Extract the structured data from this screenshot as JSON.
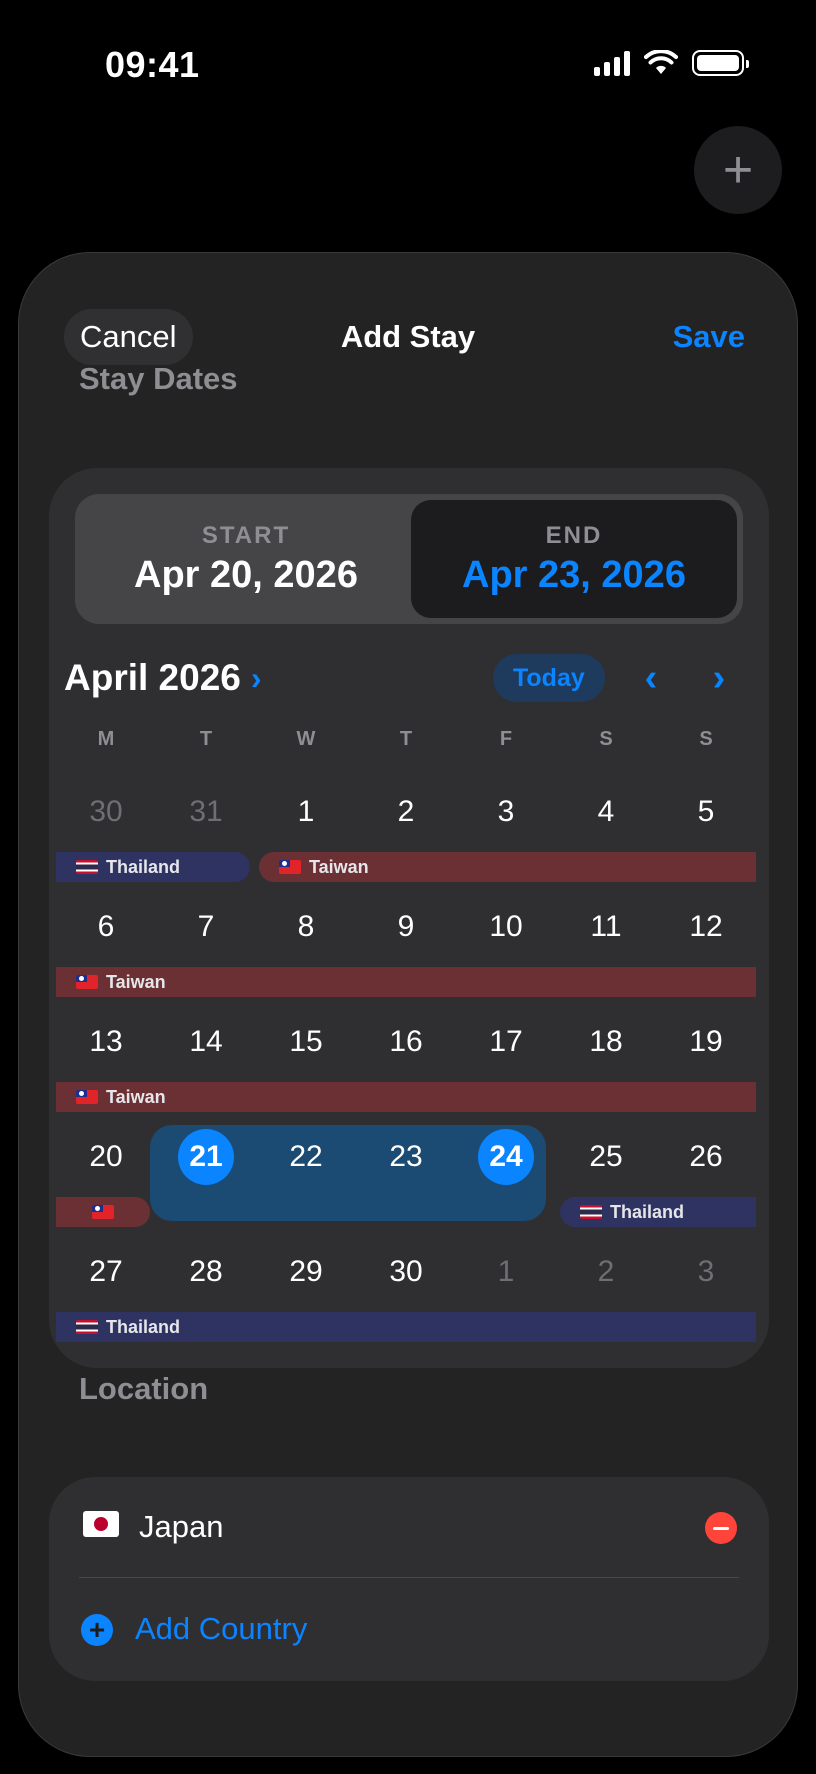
{
  "status_bar": {
    "time": "09:41"
  },
  "background": {
    "plus_label": "+"
  },
  "sheet": {
    "cancel_label": "Cancel",
    "title": "Add Stay",
    "save_label": "Save"
  },
  "stay_dates": {
    "header": "Stay Dates",
    "start_label": "START",
    "start_value": "Apr 20, 2026",
    "end_label": "END",
    "end_value": "Apr 23, 2026"
  },
  "calendar": {
    "month_title": "April 2026",
    "month_chevron": "›",
    "today_label": "Today",
    "prev_icon": "‹",
    "next_icon": "›",
    "weekdays": [
      "M",
      "T",
      "W",
      "T",
      "F",
      "S",
      "S"
    ],
    "weeks": [
      [
        "30",
        "31",
        "1",
        "2",
        "3",
        "4",
        "5"
      ],
      [
        "6",
        "7",
        "8",
        "9",
        "10",
        "11",
        "12"
      ],
      [
        "13",
        "14",
        "15",
        "16",
        "17",
        "18",
        "19"
      ],
      [
        "20",
        "21",
        "22",
        "23",
        "24",
        "25",
        "26"
      ],
      [
        "27",
        "28",
        "29",
        "30",
        "1",
        "2",
        "3"
      ]
    ],
    "stays": {
      "thailand": "Thailand",
      "taiwan": "Taiwan"
    },
    "selected_days": [
      "21",
      "24"
    ],
    "colors": {
      "accent": "#0a84ff",
      "thailand_bar": "#2e3362",
      "taiwan_bar": "#6b3034",
      "range": "#1b4a72"
    }
  },
  "location": {
    "header": "Location",
    "country": "Japan",
    "add_label": "Add Country",
    "add_icon": "+"
  }
}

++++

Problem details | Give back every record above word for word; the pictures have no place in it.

Response area |
Extract the structured data from this screenshot as JSON.
{
  "status_bar": {
    "time": "09:41"
  },
  "background": {
    "plus_label": "+"
  },
  "sheet": {
    "cancel_label": "Cancel",
    "title": "Add Stay",
    "save_label": "Save"
  },
  "stay_dates": {
    "header": "Stay Dates",
    "start_label": "START",
    "start_value": "Apr 20, 2026",
    "end_label": "END",
    "end_value": "Apr 23, 2026"
  },
  "calendar": {
    "month_title": "April 2026",
    "month_chevron": "›",
    "today_label": "Today",
    "prev_icon": "‹",
    "next_icon": "›",
    "weekdays": [
      "M",
      "T",
      "W",
      "T",
      "F",
      "S",
      "S"
    ],
    "weeks": [
      [
        "30",
        "31",
        "1",
        "2",
        "3",
        "4",
        "5"
      ],
      [
        "6",
        "7",
        "8",
        "9",
        "10",
        "11",
        "12"
      ],
      [
        "13",
        "14",
        "15",
        "16",
        "17",
        "18",
        "19"
      ],
      [
        "20",
        "21",
        "22",
        "23",
        "24",
        "25",
        "26"
      ],
      [
        "27",
        "28",
        "29",
        "30",
        "1",
        "2",
        "3"
      ]
    ],
    "stays": {
      "thailand": "Thailand",
      "taiwan": "Taiwan"
    },
    "selected_days": [
      "21",
      "24"
    ],
    "colors": {
      "accent": "#0a84ff",
      "thailand_bar": "#2e3362",
      "taiwan_bar": "#6b3034",
      "range": "#1b4a72"
    }
  },
  "location": {
    "header": "Location",
    "country": "Japan",
    "add_label": "Add Country",
    "add_icon": "+"
  }
}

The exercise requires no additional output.